Problem to work on:
The response must contain every line of the records that follow, duplicated exactly.

Material for this task:
□ □ □ □ □ □ □

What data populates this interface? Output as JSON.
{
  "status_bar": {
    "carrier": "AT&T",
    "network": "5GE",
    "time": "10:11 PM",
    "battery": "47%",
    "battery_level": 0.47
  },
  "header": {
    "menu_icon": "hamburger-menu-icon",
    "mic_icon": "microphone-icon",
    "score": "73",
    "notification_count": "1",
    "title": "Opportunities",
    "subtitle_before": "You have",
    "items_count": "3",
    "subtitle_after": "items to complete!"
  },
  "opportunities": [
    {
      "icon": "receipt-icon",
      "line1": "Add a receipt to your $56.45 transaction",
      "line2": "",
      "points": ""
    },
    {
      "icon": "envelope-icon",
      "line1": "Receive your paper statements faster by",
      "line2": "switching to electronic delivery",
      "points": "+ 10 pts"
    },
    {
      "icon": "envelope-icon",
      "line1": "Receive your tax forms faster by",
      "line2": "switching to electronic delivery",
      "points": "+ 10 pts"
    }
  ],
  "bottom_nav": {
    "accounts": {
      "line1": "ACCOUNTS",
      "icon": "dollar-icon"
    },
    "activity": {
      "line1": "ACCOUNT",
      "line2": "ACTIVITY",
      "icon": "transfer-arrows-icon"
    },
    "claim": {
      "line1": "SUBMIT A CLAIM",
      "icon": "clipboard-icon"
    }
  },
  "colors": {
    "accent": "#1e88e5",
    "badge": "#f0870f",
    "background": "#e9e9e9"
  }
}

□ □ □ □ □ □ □

Answer below:
What data populates this interface? Output as JSON.
{
  "status_bar": {
    "carrier": "AT&T",
    "network": "5GE",
    "time": "10:11 PM",
    "battery": "47%",
    "battery_level": 0.47
  },
  "header": {
    "menu_icon": "hamburger-menu-icon",
    "mic_icon": "microphone-icon",
    "score": "73",
    "notification_count": "1",
    "title": "Opportunities",
    "subtitle_before": "You have",
    "items_count": "3",
    "subtitle_after": "items to complete!"
  },
  "opportunities": [
    {
      "icon": "receipt-icon",
      "line1": "Add a receipt to your $56.45 transaction",
      "line2": "",
      "points": ""
    },
    {
      "icon": "envelope-icon",
      "line1": "Receive your paper statements faster by",
      "line2": "switching to electronic delivery",
      "points": "+ 10 pts"
    },
    {
      "icon": "envelope-icon",
      "line1": "Receive your tax forms faster by",
      "line2": "switching to electronic delivery",
      "points": "+ 10 pts"
    }
  ],
  "bottom_nav": {
    "accounts": {
      "line1": "ACCOUNTS",
      "icon": "dollar-icon"
    },
    "activity": {
      "line1": "ACCOUNT",
      "line2": "ACTIVITY",
      "icon": "transfer-arrows-icon"
    },
    "claim": {
      "line1": "SUBMIT A CLAIM",
      "icon": "clipboard-icon"
    }
  },
  "colors": {
    "accent": "#1e88e5",
    "badge": "#f0870f",
    "background": "#e9e9e9"
  }
}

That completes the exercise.